Okay, so you’re in a pickle. You’re having a dinner party and one—just one—of your guests is vegetarian. Now, I know what you’re thinking. Those damned vegetarians with their tofu and their salads: where do they even get their protein from?!
Well, here’s the thing: There’s more to vegetarian food than tofu and veggies. Mainstream media tends to focus on tofu as the only vegetarian protein source, which of course is not the case. But since you’re so concerned about your guest getting some protein, read on for a definitive list of yummy sources of protein, that even you, a meat-lover, will enjoy eating.
- Paneer (“fresh cheese”)
Agreed, paneer is not that different from tofu in terms of texture and appearance, but paneer is made from dairy sources, whereas tofu is made from soy. I grew up in a household where paneer was made from scratch at least once a week. This is a very versatile ingredient. You can use it to make curries, cream cheese, and even sweets out of it.
- Chickpeas (Garbanzo beans)
Who doesn’t love chickpeas, am I right? These were made on the weekends at home. Everyone looked forward to Sunday lunch, partly because that was the only time everyone in the family ate together. These legumes were mostly used to make curries (chana masala, we call it) at home, but there’s a lot more that can be done with them. You can use it as a base to a salad, put it in pasta, make hummus out of it, roast it for a quick snack, or use it to make cookies.
I hear your groans already, and I have to say, I understand where you’re coming from. I hated eating spinach as a kid, but I’ve learnt that it can be used to make actual yummy dishes. You can pair this green leafy vegetable with paneer or corn to make an Indian curry, use it to make a spinach yoghurt dip, soup, and even make kebabs. (Okay, I cheated. Spinach provides only about 3 grams of protein per 100 grams of spinach. But it’s really, really yummy and therefore it stays on this list.)
I only discovered quinoa about two years ago, but it became an instant hit and a staple in my diet soon thereafter. You can use quinoa instead of rice to make your recipes healthier and more fibrous. Make fun pizza bites, strawberry parfait, and stuffed peppers.
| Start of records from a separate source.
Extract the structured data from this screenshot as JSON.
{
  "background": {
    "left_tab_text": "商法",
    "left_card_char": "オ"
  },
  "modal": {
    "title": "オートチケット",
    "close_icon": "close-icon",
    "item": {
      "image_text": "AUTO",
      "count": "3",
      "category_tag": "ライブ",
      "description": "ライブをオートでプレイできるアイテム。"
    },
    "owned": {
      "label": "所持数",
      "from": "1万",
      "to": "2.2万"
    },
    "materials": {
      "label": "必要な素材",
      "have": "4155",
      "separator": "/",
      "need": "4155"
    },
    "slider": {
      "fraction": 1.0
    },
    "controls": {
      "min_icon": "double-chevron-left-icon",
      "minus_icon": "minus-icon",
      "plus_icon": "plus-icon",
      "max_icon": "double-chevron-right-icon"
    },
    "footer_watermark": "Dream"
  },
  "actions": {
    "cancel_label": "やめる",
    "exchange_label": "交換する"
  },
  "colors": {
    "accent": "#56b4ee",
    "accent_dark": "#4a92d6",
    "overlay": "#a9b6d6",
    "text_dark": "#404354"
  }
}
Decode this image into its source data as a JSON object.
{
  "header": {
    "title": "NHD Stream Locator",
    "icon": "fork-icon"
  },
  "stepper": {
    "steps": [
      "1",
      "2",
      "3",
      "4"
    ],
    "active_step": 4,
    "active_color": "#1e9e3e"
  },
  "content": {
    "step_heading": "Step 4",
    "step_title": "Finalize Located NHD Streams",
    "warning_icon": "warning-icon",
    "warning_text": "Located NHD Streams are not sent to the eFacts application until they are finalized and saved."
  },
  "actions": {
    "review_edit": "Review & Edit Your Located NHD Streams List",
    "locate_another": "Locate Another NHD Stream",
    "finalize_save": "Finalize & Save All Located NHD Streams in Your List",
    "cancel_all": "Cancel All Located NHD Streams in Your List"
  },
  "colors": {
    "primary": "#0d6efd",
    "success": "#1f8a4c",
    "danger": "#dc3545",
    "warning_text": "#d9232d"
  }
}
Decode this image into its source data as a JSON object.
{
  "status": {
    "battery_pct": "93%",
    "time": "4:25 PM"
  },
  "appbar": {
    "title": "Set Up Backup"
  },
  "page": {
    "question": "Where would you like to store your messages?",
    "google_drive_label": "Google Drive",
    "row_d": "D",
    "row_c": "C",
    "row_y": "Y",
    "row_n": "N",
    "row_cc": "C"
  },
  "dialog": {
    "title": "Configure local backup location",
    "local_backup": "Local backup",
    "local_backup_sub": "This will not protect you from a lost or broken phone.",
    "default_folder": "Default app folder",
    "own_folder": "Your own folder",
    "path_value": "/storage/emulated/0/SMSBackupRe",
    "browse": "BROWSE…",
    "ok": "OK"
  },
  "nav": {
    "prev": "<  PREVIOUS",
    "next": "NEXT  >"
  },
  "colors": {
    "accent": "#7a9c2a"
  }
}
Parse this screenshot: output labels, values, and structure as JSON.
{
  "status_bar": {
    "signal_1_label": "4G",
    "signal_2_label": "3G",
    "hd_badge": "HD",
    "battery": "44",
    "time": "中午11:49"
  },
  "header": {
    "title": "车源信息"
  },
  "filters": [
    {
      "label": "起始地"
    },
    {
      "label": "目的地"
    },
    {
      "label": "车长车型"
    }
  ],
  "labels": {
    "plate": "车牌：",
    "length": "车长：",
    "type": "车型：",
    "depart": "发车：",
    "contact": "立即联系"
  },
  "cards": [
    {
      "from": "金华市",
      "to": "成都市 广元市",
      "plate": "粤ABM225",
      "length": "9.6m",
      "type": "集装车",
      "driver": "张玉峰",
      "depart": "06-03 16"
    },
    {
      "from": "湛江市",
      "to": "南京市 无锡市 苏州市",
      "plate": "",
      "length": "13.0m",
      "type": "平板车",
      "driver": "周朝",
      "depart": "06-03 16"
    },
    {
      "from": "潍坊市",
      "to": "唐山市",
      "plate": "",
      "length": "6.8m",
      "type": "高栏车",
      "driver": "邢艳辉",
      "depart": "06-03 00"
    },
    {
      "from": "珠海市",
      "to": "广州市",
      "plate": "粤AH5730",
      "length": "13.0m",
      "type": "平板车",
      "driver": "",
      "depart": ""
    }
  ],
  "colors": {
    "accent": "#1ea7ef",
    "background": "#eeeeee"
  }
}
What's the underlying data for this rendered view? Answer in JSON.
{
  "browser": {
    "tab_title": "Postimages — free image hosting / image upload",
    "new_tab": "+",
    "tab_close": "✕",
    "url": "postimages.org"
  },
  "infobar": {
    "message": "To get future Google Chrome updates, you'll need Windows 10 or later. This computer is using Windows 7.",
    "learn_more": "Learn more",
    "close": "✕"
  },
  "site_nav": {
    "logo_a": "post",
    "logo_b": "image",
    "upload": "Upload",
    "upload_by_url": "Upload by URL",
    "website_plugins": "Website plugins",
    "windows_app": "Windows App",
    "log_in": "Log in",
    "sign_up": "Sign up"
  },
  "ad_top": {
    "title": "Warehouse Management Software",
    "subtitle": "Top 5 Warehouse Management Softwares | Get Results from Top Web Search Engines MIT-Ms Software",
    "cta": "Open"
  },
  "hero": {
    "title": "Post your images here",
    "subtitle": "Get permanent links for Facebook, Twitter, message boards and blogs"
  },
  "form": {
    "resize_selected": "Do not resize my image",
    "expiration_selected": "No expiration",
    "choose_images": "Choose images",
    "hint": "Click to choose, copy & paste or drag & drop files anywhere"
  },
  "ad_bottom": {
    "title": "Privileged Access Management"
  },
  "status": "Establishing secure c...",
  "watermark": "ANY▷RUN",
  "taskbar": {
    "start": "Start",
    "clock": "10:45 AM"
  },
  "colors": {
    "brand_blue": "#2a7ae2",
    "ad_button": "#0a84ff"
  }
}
Used by Buddhist monks thousands of years ago, this wonderful ingredient packs in 21 grams of protein in a ⅓ cup serving. It can be used as a meat substitute in almost all recipes, particularly because of its texture. Make BBQ sliders, a simple stir-fry, or replace the carnitas with seitan in your fajitas.
Now go off and impress your vegetarian friends with a delicious spread.